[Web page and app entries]
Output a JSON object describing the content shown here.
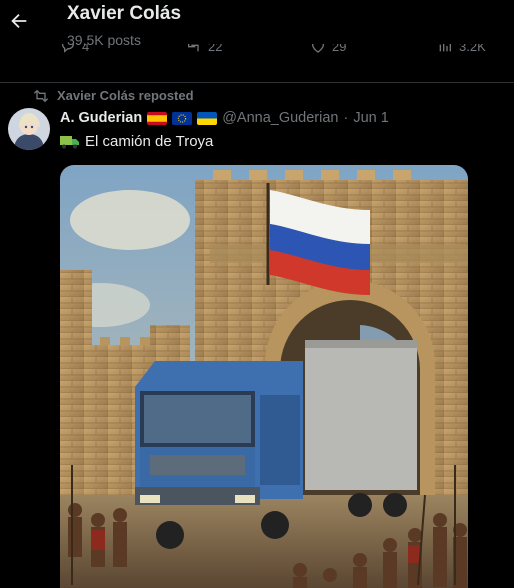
{
  "header": {
    "title": "Xavier Colás",
    "post_count": "39.5K posts"
  },
  "previous_post_actions": {
    "replies": "4",
    "reposts": "22",
    "likes": "29",
    "views": "3.2K"
  },
  "post": {
    "repost_label": "Xavier Colás reposted",
    "author_name": "A. Guderian",
    "handle": "@Anna_Guderian",
    "separator": "·",
    "date": "Jun 1",
    "text": "El camión de Troya",
    "icons": [
      "truck-emoji-icon",
      "flag-spain-icon",
      "flag-eu-icon",
      "flag-ukraine-icon"
    ]
  },
  "colors": {
    "background": "#000000",
    "primary_text": "#e7e9ea",
    "secondary_text": "#71767b",
    "divider": "#2f3336"
  }
}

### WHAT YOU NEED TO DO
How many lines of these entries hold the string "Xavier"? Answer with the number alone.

### SOLUTION TO THE EXERCISE
2